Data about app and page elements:

[Start of Attachment]

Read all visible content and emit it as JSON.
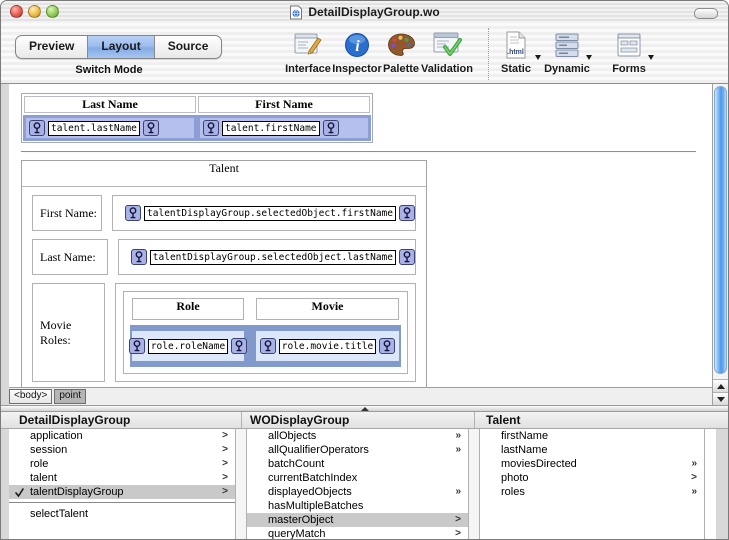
{
  "window": {
    "title": "DetailDisplayGroup.wo"
  },
  "toolbar": {
    "segments": [
      "Preview",
      "Layout",
      "Source"
    ],
    "selected_segment": "Layout",
    "group_label": "Switch Mode",
    "buttons": [
      {
        "label": "Interface",
        "icon": "window-pencil-icon"
      },
      {
        "label": "Inspector",
        "icon": "info-circle-icon",
        "glyph": "i"
      },
      {
        "label": "Palette",
        "icon": "artist-palette-icon"
      },
      {
        "label": "Validation",
        "icon": "window-checkmark-icon"
      }
    ],
    "element_buttons": [
      {
        "label": "Static",
        "icon": "html-file-icon",
        "icon_text": ".html",
        "has_dropdown": true
      },
      {
        "label": "Dynamic",
        "icon": "stacked-fields-icon",
        "has_dropdown": true
      },
      {
        "label": "Forms",
        "icon": "form-window-icon",
        "has_dropdown": true
      }
    ]
  },
  "editor": {
    "top_table": {
      "headers": [
        "Last Name",
        "First Name"
      ],
      "bindings": [
        "talent.lastName",
        "talent.firstName"
      ],
      "selected": true
    },
    "form_table": {
      "title": "Talent",
      "rows": [
        {
          "label": "First Name:",
          "binding": "talentDisplayGroup.selectedObject.firstName"
        },
        {
          "label": "Last Name:",
          "binding": "talentDisplayGroup.selectedObject.lastName"
        }
      ],
      "movie_roles": {
        "label": "Movie Roles:",
        "headers": [
          "Role",
          "Movie"
        ],
        "bindings": [
          "role.roleName",
          "role.movie.title"
        ],
        "selected": true
      }
    },
    "path_bar": [
      {
        "label": "<body>",
        "selected": false
      },
      {
        "label": "point",
        "selected": true
      }
    ]
  },
  "browser": {
    "columns": [
      {
        "title": "DetailDisplayGroup",
        "items": [
          {
            "label": "application",
            "arrow": ">"
          },
          {
            "label": "session",
            "arrow": ">"
          },
          {
            "label": "role",
            "arrow": ">"
          },
          {
            "label": "talent",
            "arrow": ">"
          },
          {
            "label": "talentDisplayGroup",
            "arrow": ">",
            "selected": true,
            "checked": true
          },
          {
            "label": "selectTalent",
            "arrow": "",
            "separator_before": true
          }
        ]
      },
      {
        "title": "WODisplayGroup",
        "items": [
          {
            "label": "allObjects",
            "arrow": "»"
          },
          {
            "label": "allQualifierOperators",
            "arrow": "»"
          },
          {
            "label": "batchCount",
            "arrow": ""
          },
          {
            "label": "currentBatchIndex",
            "arrow": ""
          },
          {
            "label": "displayedObjects",
            "arrow": "»"
          },
          {
            "label": "hasMultipleBatches",
            "arrow": ""
          },
          {
            "label": "masterObject",
            "arrow": ">",
            "selected": true
          },
          {
            "label": "queryMatch",
            "arrow": ">"
          }
        ]
      },
      {
        "title": "Talent",
        "items": [
          {
            "label": "firstName",
            "arrow": ""
          },
          {
            "label": "lastName",
            "arrow": ""
          },
          {
            "label": "moviesDirected",
            "arrow": "»"
          },
          {
            "label": "photo",
            "arrow": ">"
          },
          {
            "label": "roles",
            "arrow": "»"
          }
        ]
      }
    ]
  },
  "colors": {
    "selection_row": "#8c9ed6",
    "selection_cell": "#b5c1ec",
    "nested_band": "#8299cc",
    "nested_cell": "#dce8fa",
    "segment_selected": "#9dbdf0",
    "scrollbar_thumb": "#4d97ea",
    "browser_selection": "#c9c9c9"
  }
}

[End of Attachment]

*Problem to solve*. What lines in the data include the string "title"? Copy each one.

*Solved problem*.
    "title": "DetailDisplayGroup.wo"
      "title": "Talent",
          "role.movie.title"
        "title": "DetailDisplayGroup",
        "title": "WODisplayGroup",
        "title": "Talent",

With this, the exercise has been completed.